## PROBLEM TO SOLVE:
Return every entry below exactly as written.

[[ DATASET CONTENT, beginning ]]

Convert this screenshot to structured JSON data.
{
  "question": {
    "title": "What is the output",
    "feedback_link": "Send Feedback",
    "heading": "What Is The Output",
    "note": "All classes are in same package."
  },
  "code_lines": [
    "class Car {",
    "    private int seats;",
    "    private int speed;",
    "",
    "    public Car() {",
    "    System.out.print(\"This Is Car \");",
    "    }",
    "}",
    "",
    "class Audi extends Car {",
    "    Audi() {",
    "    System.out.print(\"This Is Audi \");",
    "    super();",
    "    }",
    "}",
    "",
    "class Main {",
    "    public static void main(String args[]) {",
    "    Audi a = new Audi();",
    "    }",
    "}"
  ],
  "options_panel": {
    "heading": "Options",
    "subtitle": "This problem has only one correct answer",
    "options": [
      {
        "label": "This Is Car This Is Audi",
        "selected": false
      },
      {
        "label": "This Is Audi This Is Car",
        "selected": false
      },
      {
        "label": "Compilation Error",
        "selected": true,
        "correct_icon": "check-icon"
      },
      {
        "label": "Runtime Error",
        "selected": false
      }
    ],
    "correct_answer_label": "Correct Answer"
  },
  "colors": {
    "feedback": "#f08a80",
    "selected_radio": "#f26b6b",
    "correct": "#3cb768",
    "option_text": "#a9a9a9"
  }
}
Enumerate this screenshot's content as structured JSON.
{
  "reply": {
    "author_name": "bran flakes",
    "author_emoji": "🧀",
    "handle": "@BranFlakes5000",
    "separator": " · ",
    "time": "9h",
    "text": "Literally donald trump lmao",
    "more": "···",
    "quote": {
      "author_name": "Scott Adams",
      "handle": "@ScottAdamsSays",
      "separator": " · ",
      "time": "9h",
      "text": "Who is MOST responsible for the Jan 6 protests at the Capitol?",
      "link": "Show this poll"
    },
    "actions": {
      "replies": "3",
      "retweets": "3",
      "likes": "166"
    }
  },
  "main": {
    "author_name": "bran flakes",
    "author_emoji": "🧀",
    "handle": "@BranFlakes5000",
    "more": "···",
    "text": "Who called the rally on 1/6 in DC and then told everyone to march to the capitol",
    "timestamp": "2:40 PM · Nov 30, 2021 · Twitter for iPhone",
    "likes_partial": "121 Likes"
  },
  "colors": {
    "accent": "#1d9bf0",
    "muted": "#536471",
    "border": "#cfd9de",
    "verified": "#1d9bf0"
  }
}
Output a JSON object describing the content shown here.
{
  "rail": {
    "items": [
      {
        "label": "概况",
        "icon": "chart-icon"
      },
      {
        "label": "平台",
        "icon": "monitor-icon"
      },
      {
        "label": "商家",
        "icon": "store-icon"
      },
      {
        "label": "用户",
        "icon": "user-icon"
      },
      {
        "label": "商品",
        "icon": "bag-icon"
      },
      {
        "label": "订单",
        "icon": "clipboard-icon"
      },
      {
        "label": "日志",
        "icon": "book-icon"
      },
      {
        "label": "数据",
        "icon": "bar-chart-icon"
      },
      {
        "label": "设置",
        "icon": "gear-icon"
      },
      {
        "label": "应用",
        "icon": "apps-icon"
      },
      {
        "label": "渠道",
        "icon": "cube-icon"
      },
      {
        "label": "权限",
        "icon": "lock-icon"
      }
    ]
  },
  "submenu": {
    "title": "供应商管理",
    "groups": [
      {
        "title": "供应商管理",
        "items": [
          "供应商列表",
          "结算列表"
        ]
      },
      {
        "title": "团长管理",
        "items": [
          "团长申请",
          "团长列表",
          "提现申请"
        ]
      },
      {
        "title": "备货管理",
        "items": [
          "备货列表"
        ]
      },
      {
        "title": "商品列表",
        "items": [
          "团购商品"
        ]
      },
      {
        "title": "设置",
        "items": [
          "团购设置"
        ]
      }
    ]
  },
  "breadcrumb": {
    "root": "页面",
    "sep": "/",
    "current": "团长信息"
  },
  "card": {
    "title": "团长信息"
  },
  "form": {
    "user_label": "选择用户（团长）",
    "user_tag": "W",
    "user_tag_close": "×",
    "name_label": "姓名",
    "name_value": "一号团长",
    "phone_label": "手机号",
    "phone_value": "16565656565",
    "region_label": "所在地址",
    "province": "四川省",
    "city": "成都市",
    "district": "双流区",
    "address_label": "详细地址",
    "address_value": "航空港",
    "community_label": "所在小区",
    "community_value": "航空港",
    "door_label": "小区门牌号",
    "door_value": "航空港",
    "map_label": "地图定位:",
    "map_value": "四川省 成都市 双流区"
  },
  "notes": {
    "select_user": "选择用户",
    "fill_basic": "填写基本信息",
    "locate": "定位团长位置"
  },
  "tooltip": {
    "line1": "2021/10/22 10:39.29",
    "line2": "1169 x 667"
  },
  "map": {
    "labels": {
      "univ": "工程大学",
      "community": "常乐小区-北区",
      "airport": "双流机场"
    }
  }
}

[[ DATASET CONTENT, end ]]

## EXPECTED OUTPUT:
Convert this screenshot to structured JSON data.
{
  "question": {
    "title": "What is the output",
    "feedback_link": "Send Feedback",
    "heading": "What Is The Output",
    "note": "All classes are in same package."
  },
  "code_lines": [
    "class Car {",
    "    private int seats;",
    "    private int speed;",
    "",
    "    public Car() {",
    "    System.out.print(\"This Is Car \");",
    "    }",
    "}",
    "",
    "class Audi extends Car {",
    "    Audi() {",
    "    System.out.print(\"This Is Audi \");",
    "    super();",
    "    }",
    "}",
    "",
    "class Main {",
    "    public static void main(String args[]) {",
    "    Audi a = new Audi();",
    "    }",
    "}"
  ],
  "options_panel": {
    "heading": "Options",
    "subtitle": "This problem has only one correct answer",
    "options": [
      {
        "label": "This Is Car This Is Audi",
        "selected": false
      },
      {
        "label": "This Is Audi This Is Car",
        "selected": false
      },
      {
        "label": "Compilation Error",
        "selected": true,
        "correct_icon": "check-icon"
      },
      {
        "label": "Runtime Error",
        "selected": false
      }
    ],
    "correct_answer_label": "Correct Answer"
  },
  "colors": {
    "feedback": "#f08a80",
    "selected_radio": "#f26b6b",
    "correct": "#3cb768",
    "option_text": "#a9a9a9"
  }
}
Enumerate this screenshot's content as structured JSON.
{
  "reply": {
    "author_name": "bran flakes",
    "author_emoji": "🧀",
    "handle": "@BranFlakes5000",
    "separator": " · ",
    "time": "9h",
    "text": "Literally donald trump lmao",
    "more": "···",
    "quote": {
      "author_name": "Scott Adams",
      "handle": "@ScottAdamsSays",
      "separator": " · ",
      "time": "9h",
      "text": "Who is MOST responsible for the Jan 6 protests at the Capitol?",
      "link": "Show this poll"
    },
    "actions": {
      "replies": "3",
      "retweets": "3",
      "likes": "166"
    }
  },
  "main": {
    "author_name": "bran flakes",
    "author_emoji": "🧀",
    "handle": "@BranFlakes5000",
    "more": "···",
    "text": "Who called the rally on 1/6 in DC and then told everyone to march to the capitol",
    "timestamp": "2:40 PM · Nov 30, 2021 · Twitter for iPhone",
    "likes_partial": "121 Likes"
  },
  "colors": {
    "accent": "#1d9bf0",
    "muted": "#536471",
    "border": "#cfd9de",
    "verified": "#1d9bf0"
  }
}
Output a JSON object describing the content shown here.
{
  "rail": {
    "items": [
      {
        "label": "概况",
        "icon": "chart-icon"
      },
      {
        "label": "平台",
        "icon": "monitor-icon"
      },
      {
        "label": "商家",
        "icon": "store-icon"
      },
      {
        "label": "用户",
        "icon": "user-icon"
      },
      {
        "label": "商品",
        "icon": "bag-icon"
      },
      {
        "label": "订单",
        "icon": "clipboard-icon"
      },
      {
        "label": "日志",
        "icon": "book-icon"
      },
      {
        "label": "数据",
        "icon": "bar-chart-icon"
      },
      {
        "label": "设置",
        "icon": "gear-icon"
      },
      {
        "label": "应用",
        "icon": "apps-icon"
      },
      {
        "label": "渠道",
        "icon": "cube-icon"
      },
      {
        "label": "权限",
        "icon": "lock-icon"
      }
    ]
  },
  "submenu": {
    "title": "供应商管理",
    "groups": [
      {
        "title": "供应商管理",
        "items": [
          "供应商列表",
          "结算列表"
        ]
      },
      {
        "title": "团长管理",
        "items": [
          "团长申请",
          "团长列表",
          "提现申请"
        ]
      },
      {
        "title": "备货管理",
        "items": [
          "备货列表"
        ]
      },
      {
        "title": "商品列表",
        "items": [
          "团购商品"
        ]
      },
      {
        "title": "设置",
        "items": [
          "团购设置"
        ]
      }
    ]
  },
  "breadcrumb": {
    "root": "页面",
    "sep": "/",
    "current": "团长信息"
  },
  "card": {
    "title": "团长信息"
  },
  "form": {
    "user_label": "选择用户（团长）",
    "user_tag": "W",
    "user_tag_close": "×",
    "name_label": "姓名",
    "name_value": "一号团长",
    "phone_label": "手机号",
    "phone_value": "16565656565",
    "region_label": "所在地址",
    "province": "四川省",
    "city": "成都市",
    "district": "双流区",
    "address_label": "详细地址",
    "address_value": "航空港",
    "community_label": "所在小区",
    "community_value": "航空港",
    "door_label": "小区门牌号",
    "door_value": "航空港",
    "map_label": "地图定位:",
    "map_value": "四川省 成都市 双流区"
  },
  "notes": {
    "select_user": "选择用户",
    "fill_basic": "填写基本信息",
    "locate": "定位团长位置"
  },
  "tooltip": {
    "line1": "2021/10/22 10:39.29",
    "line2": "1169 x 667"
  },
  "map": {
    "labels": {
      "univ": "工程大学",
      "community": "常乐小区-北区",
      "airport": "双流机场"
    }
  }
}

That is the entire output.